**What this task involves**
Scan the records for the word "product". Copy each line that includes it.
****
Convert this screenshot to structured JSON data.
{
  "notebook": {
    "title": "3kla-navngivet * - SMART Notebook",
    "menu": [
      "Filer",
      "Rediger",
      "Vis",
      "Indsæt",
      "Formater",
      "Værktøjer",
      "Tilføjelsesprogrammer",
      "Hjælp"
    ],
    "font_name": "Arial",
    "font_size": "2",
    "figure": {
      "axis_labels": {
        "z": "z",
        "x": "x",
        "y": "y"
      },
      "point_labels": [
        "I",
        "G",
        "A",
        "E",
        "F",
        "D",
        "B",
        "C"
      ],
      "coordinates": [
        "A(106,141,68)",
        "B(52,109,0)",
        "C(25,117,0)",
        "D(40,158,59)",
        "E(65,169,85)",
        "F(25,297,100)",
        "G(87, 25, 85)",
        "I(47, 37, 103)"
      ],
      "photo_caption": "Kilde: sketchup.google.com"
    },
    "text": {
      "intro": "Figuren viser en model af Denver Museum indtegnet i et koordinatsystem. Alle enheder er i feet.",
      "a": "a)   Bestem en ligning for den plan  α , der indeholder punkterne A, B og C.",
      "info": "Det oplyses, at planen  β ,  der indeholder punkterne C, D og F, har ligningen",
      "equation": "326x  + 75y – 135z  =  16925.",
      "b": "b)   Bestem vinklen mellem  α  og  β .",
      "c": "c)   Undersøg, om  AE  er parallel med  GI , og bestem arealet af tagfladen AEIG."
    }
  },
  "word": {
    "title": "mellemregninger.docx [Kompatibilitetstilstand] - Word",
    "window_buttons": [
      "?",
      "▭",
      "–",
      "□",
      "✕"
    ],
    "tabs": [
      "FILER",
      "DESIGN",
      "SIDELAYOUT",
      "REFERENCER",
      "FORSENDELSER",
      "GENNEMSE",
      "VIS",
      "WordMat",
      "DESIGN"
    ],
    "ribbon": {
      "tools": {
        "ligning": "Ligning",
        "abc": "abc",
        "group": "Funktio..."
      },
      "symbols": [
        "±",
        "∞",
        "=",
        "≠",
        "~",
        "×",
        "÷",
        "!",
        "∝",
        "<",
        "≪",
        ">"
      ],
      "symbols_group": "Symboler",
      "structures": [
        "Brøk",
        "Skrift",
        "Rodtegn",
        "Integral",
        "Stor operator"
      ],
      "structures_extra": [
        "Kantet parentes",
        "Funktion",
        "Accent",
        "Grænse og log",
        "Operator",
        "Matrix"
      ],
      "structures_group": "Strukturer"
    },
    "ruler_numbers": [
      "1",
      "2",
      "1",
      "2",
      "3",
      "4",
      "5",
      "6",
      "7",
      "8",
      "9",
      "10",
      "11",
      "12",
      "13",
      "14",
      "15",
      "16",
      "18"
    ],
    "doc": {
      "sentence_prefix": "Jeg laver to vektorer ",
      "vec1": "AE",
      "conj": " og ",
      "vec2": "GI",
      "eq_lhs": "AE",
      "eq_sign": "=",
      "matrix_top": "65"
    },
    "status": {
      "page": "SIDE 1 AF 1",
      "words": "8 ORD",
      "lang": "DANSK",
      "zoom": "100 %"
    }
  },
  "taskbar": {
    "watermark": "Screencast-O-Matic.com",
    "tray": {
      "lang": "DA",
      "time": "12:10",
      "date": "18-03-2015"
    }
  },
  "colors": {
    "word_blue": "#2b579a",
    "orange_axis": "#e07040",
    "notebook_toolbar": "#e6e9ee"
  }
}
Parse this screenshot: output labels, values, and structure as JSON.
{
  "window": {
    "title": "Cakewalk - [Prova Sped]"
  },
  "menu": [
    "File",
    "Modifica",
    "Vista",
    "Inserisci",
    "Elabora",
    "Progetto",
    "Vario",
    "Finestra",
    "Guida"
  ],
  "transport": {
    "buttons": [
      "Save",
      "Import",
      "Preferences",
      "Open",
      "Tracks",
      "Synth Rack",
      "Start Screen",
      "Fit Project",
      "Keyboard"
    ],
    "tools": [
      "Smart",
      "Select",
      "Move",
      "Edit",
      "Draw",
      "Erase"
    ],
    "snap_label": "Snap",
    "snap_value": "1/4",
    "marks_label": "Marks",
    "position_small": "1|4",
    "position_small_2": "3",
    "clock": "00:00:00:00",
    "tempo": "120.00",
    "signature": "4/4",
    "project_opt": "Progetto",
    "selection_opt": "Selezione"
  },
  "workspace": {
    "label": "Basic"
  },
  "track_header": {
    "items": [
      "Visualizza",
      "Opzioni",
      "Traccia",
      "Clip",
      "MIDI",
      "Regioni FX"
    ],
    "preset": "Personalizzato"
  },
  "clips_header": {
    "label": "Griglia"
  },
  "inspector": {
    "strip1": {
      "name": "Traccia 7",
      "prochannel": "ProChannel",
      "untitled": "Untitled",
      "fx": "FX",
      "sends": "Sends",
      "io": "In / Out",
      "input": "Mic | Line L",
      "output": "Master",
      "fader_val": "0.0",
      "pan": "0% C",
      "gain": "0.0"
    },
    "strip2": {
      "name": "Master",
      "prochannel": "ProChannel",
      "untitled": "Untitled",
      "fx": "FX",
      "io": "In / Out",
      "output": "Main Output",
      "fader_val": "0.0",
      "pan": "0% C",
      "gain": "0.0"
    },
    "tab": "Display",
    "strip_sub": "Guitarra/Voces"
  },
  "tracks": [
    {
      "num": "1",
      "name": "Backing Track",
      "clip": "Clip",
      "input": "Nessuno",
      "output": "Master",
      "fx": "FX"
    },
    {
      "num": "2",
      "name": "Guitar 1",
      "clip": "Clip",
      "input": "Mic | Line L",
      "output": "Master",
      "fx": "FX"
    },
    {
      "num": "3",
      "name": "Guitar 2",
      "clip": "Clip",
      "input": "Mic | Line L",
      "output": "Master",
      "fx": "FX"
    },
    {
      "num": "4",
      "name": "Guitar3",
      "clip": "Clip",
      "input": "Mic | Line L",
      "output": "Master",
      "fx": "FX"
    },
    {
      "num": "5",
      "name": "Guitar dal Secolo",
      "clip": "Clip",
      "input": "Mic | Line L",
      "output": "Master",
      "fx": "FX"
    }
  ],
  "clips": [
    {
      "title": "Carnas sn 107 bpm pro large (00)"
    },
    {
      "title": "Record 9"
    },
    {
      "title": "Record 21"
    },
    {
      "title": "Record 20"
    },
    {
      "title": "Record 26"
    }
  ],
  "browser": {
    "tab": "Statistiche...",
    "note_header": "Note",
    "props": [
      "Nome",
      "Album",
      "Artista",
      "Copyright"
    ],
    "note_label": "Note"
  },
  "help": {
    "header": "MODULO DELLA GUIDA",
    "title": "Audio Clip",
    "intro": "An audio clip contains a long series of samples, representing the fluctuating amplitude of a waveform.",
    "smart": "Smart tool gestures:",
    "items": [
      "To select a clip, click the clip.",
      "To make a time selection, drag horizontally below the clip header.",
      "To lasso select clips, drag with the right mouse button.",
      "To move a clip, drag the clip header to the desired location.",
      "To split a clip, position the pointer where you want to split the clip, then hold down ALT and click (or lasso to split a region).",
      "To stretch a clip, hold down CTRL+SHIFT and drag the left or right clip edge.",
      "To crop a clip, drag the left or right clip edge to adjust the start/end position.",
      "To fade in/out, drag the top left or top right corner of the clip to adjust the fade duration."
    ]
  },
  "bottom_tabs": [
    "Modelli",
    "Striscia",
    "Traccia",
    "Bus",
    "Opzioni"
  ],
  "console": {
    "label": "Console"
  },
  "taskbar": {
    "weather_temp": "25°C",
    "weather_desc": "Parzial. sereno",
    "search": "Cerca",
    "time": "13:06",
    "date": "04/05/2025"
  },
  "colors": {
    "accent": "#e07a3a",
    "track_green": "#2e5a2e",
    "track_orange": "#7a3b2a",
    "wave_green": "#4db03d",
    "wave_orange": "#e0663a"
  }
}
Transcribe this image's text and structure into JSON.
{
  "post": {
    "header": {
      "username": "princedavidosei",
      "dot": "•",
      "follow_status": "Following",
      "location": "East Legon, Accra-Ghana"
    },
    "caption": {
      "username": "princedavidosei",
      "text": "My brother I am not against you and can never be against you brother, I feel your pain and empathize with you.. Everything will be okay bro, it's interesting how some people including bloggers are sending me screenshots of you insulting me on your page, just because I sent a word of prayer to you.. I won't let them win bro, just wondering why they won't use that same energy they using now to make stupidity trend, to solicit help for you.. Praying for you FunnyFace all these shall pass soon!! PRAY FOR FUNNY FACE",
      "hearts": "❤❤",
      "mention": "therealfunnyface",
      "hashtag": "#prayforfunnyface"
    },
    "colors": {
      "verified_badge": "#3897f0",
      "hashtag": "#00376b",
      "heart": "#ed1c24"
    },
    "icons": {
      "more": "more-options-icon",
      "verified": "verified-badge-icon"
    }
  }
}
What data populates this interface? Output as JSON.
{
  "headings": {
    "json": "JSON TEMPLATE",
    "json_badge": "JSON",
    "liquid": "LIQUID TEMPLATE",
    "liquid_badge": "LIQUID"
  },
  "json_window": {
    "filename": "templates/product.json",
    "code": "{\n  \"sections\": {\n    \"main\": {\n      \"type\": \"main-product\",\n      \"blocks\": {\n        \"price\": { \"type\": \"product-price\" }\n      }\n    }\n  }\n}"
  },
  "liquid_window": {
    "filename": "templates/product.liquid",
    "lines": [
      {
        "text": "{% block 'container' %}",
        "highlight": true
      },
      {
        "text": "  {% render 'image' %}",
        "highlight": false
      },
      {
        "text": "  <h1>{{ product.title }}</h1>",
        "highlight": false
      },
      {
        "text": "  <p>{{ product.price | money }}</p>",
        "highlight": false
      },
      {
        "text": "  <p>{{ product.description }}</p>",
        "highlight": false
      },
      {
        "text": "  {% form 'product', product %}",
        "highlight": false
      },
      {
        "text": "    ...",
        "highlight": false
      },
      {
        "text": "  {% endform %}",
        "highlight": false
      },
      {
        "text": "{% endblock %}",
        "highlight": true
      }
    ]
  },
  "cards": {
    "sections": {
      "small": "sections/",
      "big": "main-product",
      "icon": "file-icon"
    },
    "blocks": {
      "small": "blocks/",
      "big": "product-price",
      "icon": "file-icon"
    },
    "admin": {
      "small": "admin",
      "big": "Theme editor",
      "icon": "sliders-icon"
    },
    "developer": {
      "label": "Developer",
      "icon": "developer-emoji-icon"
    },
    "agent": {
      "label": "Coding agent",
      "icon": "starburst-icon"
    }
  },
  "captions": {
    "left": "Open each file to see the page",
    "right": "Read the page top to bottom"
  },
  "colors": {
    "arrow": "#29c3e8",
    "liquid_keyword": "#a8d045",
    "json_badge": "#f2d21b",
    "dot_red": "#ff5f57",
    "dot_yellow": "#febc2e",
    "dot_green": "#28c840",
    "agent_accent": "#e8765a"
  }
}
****
**Expected output**
    "filename": "templates/product.json",
    "code": "{\n  \"sections\": {\n    \"main\": {\n      \"type\": \"main-product\",\n      \"blocks\": {\n        \"price\": { \"type\": \"product-price\" }\n      }\n    }\n  }\n}"
    "filename": "templates/product.liquid",
        "text": "  <h1>{{ product.title }}</h1>",
        "text": "  <p>{{ product.price | money }}</p>",
        "text": "  <p>{{ product.description }}</p>",
        "text": "  {% form 'product', product %}",
      "big": "main-product",
      "big": "product-price",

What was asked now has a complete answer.